 (ăn′thrə-pə-sĕn′trĭk)
adj.
1. Regarding humans as the central element of the universe.
2. Interpreting reality exclusively in terms of human values and experience.

an′thro·po·cen′tri·cal·ly adv.
an′thro·po·cen·tric′i·ty (-trĭs′ĭ-tē) n.
an′thro·po·cen′trism n.
ThesaurusAntonymsRelated WordsSynonymsLegend:
Noun1.anthropocentrism - an inclination to evaluate reality exclusively in terms of human values
partisanship, partiality - an inclination to favor one group or view or opinion over alternatives
Translations
References in periodicals archive ?
While critical of his anthropocentrism, virtual ignoring of other creaturely beings, and attitudes toward women, D.
Clearly, the Bible has no place for a tyrannical anthropocentrism unconcerned for other creatures.
Just as the recognition of the patriarchal premises in biblical texts led to feminist hermeneutics, and recognition of the tendency to support domination according to race, class, culture, and education led to post-colonial interpretation, so recognition of the anthropocentrism that has dominated Christianity and biblical interpretation has fostered the emergence of ecological hermeneutics.
Documentary films are the focus of several chapters, including James Leo Cahill's exploration of the distinctions between anthropomorphism and anthropocentrism in the films of Jean Painleve and Genevieve Hamon and David Ingram's rhetorical analysis of An Inconvenient Truth (Davis Gugenheim, 2006).
The third dimension referred to anthropocentrism which indicated human dominated his surround environment and other creatures have been created to serve human.
An extract from the gallery blurb on the exhibition "African Scenery & Animals" reveals a romantic tone strongly indicative of anthropocentrism, and some anthropomorphism attending these images.
One way to revise our ecological conceptions and abolish anthropocentrism, therefore, is to study myths in order to shed light on the mind and context of their creators and believers, their representation of natural phenomena, as well as their continuous impact on future generations through their resonances in various cultural produce: "myths are necessary imaginings, exemplary stories which help our species to make sense of its place in the world.
Nietzsche and Hemingway each focus on the problem of language to articulate the truth of existence and to address the struggle to perceive the external world beyond a referential anthropocentrism.
According to Potts, Heaney's poetry exemplifies the move away from anthropocentrism which an ecologically sound 'post-pastoral' calls for.
To think, or represent, in this mode," argues Soper, "is to observe and respect the distance between ourselves and other animals," to minimize anthropocentrism by disabling "straightforward analysis" (306).
Christian Message is a great plea to replace the anthropocentrism then ruling Christian theology and Christian missions and to enthrone theocentrism and christocentrism.

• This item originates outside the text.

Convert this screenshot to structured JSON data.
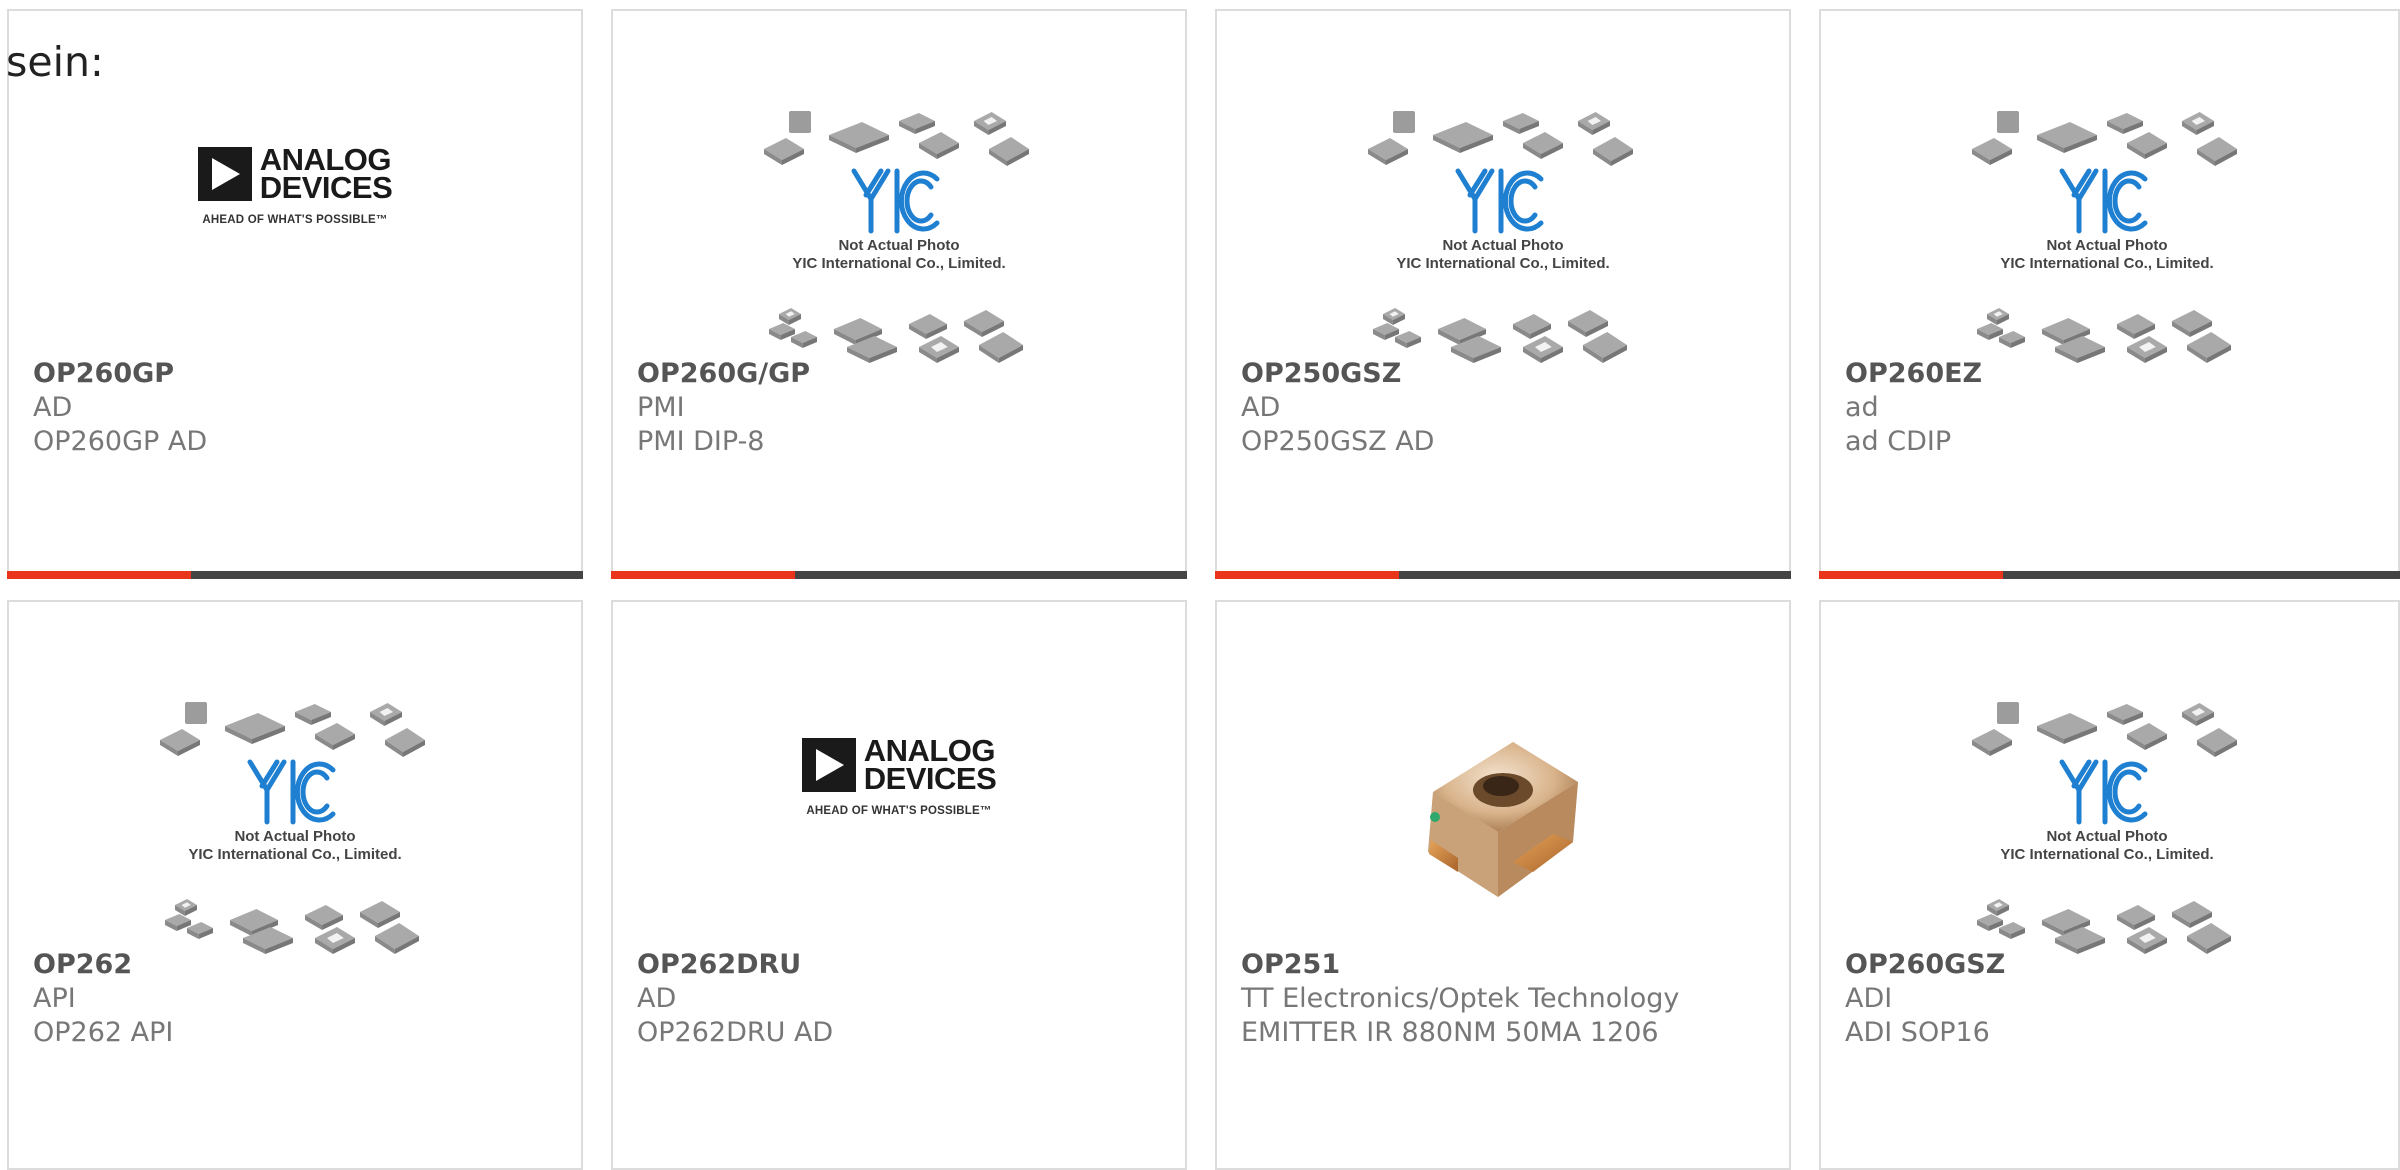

He (Otto) also discusses ecofeminism as an ecological spirituality while also criticising the role of anthropocentrism and also advocating for the freeing of politics that reject deep ecological principles.